(Extracted data entries)
+ + + + + + +

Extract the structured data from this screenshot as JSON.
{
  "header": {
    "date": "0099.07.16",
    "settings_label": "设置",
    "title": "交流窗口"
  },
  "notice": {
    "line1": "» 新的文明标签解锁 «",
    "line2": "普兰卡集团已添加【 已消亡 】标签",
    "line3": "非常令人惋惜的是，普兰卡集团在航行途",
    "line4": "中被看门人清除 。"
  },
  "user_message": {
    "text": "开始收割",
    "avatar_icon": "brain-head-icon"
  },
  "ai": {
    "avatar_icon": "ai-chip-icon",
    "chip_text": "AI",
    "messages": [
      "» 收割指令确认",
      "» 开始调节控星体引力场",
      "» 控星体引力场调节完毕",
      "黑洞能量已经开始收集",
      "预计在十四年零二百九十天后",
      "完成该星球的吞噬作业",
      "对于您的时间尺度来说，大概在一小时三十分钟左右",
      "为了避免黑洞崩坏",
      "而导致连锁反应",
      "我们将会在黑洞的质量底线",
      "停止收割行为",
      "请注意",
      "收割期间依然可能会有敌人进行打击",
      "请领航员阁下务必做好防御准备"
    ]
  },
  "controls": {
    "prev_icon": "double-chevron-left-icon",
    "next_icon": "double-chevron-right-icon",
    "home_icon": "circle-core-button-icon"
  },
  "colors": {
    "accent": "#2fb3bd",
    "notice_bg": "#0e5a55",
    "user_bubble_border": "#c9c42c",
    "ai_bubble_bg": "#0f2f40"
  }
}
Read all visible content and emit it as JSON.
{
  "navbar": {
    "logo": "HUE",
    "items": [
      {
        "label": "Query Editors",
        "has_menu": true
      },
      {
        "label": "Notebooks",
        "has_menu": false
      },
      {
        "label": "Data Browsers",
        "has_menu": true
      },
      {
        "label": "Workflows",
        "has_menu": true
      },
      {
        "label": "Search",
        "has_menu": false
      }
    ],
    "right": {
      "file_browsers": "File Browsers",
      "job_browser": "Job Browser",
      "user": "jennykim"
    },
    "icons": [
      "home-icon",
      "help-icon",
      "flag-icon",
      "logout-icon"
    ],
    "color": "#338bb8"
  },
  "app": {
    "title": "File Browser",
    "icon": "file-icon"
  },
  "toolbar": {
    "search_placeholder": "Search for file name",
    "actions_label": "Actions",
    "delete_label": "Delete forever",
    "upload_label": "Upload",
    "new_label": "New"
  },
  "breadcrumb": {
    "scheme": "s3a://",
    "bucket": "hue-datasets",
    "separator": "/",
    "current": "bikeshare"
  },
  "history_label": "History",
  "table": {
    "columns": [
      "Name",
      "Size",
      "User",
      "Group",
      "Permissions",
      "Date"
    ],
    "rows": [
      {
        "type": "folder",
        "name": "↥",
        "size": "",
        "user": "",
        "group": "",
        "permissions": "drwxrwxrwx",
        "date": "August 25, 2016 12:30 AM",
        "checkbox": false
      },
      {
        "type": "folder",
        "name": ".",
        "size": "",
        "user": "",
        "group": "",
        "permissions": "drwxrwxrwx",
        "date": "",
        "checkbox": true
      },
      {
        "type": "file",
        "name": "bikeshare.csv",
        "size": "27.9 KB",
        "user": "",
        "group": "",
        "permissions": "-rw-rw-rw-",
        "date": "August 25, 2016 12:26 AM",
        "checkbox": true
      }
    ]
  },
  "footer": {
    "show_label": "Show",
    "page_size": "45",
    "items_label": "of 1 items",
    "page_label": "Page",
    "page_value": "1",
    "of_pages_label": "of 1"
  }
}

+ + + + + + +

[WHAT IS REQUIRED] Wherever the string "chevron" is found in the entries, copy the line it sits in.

[RESULT OF THIS EXERCISE]
    "prev_icon": "double-chevron-left-icon",
    "next_icon": "double-chevron-right-icon",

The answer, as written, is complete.